Suzanne Erb: [00:21:58] And you know, it, [00:22:00] it feels… It’s relaxing. You can just enjoy, you know, you can bring, you can bring your laptop up here and you can write your great American novel. Oh man. Oh man. Don’t tempt me. I could stay here for a while. 

Rebecca Cordes Chan: [00:22:24] This one is directly in the sun. So it’s a little warm right now, but there are two that are more shaded, but yeah, these are one of the most popular things in the park are these big old swings. So there’s a swing, but in the structure that they are connected to and what supports and holds the swing up is actually very high above our head and it kind of almost forms a triangle up above us. It comes in pretty steep. Let’s see, that’s more, it’s probably a 45 degree angle up there. I’ll also just note that right now. I don’t see much of it, but every so often people will write with chalk on the metal parts that hold the swings up. So as long as it’s with chalk, we don’t mind.
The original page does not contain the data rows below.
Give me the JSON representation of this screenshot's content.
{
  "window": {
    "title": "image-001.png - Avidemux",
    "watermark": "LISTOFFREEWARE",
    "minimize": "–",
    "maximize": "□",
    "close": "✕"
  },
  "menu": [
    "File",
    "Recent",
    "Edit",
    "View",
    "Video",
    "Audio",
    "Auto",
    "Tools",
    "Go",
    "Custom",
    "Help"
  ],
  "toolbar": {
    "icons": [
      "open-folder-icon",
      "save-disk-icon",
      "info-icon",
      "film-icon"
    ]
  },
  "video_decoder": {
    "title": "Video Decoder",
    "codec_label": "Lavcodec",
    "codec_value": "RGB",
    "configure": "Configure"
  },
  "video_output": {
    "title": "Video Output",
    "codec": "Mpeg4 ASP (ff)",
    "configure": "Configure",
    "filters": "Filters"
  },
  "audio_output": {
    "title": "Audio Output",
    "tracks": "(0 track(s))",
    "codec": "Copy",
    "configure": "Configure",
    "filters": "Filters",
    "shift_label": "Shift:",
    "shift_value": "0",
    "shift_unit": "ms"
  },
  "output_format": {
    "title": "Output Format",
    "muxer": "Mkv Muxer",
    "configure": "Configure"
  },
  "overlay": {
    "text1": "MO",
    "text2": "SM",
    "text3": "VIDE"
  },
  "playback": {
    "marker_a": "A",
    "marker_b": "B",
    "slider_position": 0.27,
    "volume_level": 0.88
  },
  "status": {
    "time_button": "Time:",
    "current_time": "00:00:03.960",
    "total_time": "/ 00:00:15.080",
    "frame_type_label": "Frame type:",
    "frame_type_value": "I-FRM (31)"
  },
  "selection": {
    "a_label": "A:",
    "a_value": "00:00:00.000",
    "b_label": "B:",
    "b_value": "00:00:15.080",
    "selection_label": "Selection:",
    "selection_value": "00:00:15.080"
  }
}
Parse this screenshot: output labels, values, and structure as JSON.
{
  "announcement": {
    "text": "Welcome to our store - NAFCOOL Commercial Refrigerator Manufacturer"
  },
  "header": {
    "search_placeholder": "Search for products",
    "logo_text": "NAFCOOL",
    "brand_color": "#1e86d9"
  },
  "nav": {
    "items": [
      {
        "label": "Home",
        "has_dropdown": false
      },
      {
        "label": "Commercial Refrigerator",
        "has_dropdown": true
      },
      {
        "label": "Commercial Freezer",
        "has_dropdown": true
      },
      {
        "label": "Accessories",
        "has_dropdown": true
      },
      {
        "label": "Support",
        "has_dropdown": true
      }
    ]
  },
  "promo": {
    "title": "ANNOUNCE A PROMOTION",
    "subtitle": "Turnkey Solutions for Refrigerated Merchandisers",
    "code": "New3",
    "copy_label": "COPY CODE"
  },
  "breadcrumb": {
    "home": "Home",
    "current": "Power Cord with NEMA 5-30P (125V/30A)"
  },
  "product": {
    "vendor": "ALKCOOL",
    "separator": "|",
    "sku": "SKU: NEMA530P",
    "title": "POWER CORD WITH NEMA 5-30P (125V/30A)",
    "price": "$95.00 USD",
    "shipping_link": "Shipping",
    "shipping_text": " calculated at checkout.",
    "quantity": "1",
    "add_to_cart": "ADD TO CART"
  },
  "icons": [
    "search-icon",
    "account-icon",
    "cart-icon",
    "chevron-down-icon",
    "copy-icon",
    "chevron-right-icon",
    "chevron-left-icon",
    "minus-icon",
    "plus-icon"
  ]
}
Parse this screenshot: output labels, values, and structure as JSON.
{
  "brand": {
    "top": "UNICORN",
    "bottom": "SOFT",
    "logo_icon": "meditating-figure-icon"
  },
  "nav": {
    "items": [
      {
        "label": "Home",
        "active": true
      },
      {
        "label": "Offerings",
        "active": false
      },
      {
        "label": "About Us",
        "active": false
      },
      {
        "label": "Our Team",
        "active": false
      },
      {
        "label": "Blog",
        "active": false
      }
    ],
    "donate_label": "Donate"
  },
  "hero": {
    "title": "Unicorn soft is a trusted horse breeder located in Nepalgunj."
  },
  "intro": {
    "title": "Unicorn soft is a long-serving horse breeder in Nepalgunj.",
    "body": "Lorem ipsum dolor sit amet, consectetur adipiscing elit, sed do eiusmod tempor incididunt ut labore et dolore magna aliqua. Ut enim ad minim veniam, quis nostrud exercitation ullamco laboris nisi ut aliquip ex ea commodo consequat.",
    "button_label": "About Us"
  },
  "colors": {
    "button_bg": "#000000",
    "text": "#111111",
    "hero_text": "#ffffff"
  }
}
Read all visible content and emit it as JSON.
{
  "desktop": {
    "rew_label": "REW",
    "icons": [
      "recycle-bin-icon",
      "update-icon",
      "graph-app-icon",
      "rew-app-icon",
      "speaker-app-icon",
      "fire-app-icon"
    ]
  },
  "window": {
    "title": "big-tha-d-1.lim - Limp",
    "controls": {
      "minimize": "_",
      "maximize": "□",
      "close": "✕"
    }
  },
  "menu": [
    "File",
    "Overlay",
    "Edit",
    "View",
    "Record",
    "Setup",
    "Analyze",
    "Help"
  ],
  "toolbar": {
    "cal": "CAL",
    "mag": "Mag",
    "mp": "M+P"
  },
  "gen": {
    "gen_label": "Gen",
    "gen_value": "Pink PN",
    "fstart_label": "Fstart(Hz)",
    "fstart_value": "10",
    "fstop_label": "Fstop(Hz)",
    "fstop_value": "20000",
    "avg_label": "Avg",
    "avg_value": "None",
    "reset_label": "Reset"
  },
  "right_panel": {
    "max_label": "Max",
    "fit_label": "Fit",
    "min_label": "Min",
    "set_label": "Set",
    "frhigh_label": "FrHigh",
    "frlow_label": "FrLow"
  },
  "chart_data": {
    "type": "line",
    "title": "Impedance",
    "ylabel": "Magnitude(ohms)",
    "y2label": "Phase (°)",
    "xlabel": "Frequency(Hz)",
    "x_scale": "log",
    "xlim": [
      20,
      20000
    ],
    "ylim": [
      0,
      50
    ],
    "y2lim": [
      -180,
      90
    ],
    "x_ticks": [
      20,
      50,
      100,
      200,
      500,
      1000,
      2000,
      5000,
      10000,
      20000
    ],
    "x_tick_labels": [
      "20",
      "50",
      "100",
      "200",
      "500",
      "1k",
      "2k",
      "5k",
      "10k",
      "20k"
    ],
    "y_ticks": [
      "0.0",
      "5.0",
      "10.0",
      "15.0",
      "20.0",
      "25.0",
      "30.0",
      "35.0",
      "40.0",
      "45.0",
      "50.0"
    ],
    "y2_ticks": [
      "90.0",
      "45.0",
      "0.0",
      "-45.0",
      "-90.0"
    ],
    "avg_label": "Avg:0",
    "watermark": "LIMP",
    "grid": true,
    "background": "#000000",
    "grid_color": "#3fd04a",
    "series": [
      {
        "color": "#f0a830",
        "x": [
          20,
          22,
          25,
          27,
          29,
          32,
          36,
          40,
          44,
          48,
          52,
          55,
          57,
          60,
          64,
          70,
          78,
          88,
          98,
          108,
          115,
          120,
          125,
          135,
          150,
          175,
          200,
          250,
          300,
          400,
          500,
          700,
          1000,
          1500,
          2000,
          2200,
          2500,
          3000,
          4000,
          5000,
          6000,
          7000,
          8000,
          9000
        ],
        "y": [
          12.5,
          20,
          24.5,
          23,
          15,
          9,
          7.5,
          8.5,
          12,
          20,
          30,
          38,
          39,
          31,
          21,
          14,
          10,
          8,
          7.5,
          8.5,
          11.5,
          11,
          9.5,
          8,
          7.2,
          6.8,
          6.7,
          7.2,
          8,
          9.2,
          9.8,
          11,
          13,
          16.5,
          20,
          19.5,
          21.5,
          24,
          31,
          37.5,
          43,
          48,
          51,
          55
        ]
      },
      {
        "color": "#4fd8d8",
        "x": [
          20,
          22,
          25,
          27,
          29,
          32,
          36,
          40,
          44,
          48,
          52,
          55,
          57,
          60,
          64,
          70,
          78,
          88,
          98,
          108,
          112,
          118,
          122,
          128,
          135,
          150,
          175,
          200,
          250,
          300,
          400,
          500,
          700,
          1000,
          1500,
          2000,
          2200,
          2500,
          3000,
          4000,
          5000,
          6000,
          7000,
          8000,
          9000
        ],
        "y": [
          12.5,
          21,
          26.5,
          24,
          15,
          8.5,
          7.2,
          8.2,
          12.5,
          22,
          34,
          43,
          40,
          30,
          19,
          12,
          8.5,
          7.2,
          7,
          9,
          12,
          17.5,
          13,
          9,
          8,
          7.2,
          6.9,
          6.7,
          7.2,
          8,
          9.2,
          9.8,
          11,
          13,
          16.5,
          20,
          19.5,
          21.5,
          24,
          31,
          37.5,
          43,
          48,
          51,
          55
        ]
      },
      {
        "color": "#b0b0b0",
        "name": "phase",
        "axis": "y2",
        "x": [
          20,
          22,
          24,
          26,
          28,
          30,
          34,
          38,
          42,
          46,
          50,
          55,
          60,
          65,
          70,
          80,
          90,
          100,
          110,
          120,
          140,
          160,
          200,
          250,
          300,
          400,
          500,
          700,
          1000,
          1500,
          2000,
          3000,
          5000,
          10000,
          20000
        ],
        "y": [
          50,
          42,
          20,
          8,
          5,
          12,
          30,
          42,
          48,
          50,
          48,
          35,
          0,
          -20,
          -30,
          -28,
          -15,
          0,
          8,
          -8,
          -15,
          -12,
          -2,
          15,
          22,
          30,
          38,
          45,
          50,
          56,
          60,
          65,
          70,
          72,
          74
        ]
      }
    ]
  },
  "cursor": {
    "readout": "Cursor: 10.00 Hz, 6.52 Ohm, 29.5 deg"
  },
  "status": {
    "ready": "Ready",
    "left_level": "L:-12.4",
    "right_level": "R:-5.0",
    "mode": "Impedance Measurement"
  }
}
Suzanne Erb: [00:22:59] Right, [00:23:00] right. 

Rebecca Cordes Chan: [00:23:00] Um, but yeah, it’s kind of a fun part of the park. It feels very ephemeral, ‘cause every time it rains, the chalk is washed away. 

So we’re nearing the end of the park, Phase One and then if you were to turn to our left here, we’re actually approaching the stairwell entrance. That’s right off of Callowhill. We’re not quite there yet. We’re going to transition from this gravel to a metal grate and that will really signal that you are now on stairs.

Suzanne Erb: [00:23:27] Ah, okay. 

Rebecca Cordes Chan: [00:23:28] So there’s, there’s a fairly large platform, but then it does go down about two stories of stairs, right? 

There are two basically doors that are meant to kind of emulate The Story Wall we started with to get here um, but these are our, again, it’s kind of that perforated metal again, but this time it’s meant to kind of walk off the undeveloped part of it. So you can kind of, again, there’s kind of plants poking through. You can kind of see the greenery behind it. Um, but it’s really meant to signal that, like, this is the end of the park, so please stop here. 

Suzanne Erb: [00:23:58] Right. So this is [00:24:00] really more of a visual thing and that if you were to touch it, you know, that’s it.

Rebecca Cordes Chan: [00:24:06] Yeah. So we can actually walk up and touch this too if you’d like. Again, it’s that kind of perforated metal.

Suzanne Erb: [00:24:13] Thank you so much. This was, this was really a treat for me. I think you’ve done a great job of, of explaining, and it just feels like such an oasis amid the noise and, and the clamor below. 

Rebecca Cordes Chan: [00:24:29] Of the city life. 

Suzanne Erb: [00:24:30] Really, this is really a treat.

Rebecca Cordes Chan: [00:24:39] Thank you for joining the Friends the Rail Park. Friends of the Rail Park is a 501C3 organization that drives the vision behind the transformation of historic rail lines that traverse Philadelphia into a continuous three mile linear park and recreation path that connects and enlivens the social, historical and environmental fabric of Philadelphia’s communities.

Special thanks to our partners: Philadelphia Parks and Recreation, Center City District, William Penn Foundation, the John S. And James L. Knight foundation, 1830 family foundation, Wells Fargo Community Giving, the Philadelphia Cultural Fund, the Pennsylvania Department of Community and Economic Development and the board of directors and many members of the Friends of the Rail Park.

This tour was produced by Studio D Podcast Production for the Friends of the Rail Park. Music and Sonic branding by Simeon Church. Sound design, mixing, and mastering by Simeon Church and Ashley Lehman. Project supervision by Dylan Garven.